PROBLEM DETAILS:
Your answer should be one number: the count of lines in the records that include the word "nhắn".

LISTED RECORDS:
--*--

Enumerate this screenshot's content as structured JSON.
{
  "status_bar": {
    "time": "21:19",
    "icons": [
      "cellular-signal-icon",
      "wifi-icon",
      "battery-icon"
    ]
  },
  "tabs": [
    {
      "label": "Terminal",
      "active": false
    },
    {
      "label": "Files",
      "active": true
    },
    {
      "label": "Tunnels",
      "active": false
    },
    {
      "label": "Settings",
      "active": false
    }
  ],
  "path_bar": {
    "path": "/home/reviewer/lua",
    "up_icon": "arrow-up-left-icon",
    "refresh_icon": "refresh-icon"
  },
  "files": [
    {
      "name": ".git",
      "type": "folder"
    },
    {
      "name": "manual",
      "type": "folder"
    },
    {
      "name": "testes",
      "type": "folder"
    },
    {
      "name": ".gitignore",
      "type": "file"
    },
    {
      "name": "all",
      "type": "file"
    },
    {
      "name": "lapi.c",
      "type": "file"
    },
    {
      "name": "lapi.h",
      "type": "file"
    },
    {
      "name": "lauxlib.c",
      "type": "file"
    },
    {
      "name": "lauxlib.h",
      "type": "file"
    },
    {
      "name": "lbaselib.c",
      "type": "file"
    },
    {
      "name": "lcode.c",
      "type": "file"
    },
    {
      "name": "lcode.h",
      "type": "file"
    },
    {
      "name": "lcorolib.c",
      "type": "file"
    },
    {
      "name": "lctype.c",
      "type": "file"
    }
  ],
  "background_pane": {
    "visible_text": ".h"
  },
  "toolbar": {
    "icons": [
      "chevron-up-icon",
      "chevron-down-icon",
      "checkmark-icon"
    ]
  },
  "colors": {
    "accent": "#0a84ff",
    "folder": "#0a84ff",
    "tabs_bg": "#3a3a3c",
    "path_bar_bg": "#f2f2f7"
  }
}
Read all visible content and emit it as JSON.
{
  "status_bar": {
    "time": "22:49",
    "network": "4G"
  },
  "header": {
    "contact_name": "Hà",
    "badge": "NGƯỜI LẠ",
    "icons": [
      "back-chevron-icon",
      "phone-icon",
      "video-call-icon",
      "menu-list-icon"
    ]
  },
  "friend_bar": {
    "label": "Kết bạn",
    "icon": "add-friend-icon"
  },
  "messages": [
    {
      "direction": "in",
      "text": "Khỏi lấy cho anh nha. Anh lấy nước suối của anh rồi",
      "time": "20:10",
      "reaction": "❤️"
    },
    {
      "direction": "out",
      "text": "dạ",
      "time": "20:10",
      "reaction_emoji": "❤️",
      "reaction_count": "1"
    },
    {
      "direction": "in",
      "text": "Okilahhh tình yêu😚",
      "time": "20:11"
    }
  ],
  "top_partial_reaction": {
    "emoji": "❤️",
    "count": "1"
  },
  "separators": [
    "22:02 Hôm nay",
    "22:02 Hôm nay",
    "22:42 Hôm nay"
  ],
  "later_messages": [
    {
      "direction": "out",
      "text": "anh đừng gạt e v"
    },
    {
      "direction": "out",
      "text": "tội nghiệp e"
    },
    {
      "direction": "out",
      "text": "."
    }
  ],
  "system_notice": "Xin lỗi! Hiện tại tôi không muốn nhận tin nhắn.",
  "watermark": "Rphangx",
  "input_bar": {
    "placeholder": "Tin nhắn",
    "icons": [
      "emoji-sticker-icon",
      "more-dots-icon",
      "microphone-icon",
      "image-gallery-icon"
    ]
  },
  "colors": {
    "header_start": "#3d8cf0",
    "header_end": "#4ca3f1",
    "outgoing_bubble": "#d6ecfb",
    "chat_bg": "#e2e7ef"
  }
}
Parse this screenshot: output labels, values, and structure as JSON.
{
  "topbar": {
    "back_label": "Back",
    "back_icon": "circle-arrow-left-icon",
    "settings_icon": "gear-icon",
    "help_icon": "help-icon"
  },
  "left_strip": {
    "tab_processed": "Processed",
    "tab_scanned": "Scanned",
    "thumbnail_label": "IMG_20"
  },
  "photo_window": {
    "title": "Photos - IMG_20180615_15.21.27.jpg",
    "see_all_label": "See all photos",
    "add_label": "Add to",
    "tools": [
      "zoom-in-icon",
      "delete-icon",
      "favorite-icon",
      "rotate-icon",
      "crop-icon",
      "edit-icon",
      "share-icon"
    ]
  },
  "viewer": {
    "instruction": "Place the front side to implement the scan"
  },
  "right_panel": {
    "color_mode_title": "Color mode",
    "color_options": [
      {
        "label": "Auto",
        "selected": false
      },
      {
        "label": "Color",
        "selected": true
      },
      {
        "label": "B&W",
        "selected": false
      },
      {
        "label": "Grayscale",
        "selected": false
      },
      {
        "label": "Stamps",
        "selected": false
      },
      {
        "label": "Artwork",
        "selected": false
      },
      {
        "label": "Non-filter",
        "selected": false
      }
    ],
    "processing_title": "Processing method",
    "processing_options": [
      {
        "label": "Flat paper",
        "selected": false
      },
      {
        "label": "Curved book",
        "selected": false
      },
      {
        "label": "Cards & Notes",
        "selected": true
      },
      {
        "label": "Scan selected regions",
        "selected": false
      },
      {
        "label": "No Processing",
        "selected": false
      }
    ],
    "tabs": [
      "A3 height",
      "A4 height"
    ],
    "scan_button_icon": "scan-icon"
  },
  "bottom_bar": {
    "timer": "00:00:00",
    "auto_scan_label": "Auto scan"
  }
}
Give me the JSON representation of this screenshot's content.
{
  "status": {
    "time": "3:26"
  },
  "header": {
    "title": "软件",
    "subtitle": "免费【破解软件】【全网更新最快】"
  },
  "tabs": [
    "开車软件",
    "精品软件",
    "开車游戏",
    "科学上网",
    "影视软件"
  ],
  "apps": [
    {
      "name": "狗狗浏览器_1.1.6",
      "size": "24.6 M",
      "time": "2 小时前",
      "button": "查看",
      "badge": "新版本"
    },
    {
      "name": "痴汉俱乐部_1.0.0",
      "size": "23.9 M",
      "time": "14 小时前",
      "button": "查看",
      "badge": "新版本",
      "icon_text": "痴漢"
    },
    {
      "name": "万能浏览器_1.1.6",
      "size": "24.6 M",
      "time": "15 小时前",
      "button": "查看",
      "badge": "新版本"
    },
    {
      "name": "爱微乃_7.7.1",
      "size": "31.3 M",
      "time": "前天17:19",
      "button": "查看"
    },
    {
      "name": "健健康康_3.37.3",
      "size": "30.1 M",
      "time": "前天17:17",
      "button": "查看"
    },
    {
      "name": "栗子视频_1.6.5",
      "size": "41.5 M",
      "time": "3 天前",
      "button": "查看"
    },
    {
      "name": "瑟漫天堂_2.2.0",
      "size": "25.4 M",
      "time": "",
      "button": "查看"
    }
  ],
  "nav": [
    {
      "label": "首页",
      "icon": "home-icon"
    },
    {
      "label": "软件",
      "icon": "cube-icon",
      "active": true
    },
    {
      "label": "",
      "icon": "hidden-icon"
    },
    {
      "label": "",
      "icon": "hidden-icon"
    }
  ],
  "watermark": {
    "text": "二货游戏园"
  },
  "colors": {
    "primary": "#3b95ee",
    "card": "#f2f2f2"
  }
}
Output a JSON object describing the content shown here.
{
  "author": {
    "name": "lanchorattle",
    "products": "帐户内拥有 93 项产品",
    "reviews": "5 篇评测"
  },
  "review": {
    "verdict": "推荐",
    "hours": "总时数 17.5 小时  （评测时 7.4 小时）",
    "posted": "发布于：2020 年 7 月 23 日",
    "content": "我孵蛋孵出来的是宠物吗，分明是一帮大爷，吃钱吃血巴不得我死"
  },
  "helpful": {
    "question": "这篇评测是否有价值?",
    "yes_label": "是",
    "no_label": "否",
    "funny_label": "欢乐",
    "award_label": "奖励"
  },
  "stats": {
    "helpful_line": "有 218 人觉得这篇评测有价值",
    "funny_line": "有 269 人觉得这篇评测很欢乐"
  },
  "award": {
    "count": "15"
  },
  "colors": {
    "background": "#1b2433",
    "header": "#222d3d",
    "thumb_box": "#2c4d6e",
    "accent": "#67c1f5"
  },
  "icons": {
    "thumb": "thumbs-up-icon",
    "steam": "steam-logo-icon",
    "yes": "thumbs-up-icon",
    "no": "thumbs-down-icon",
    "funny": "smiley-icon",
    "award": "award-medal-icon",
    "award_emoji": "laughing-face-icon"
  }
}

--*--

RESULT OF THE EXERCISE:
2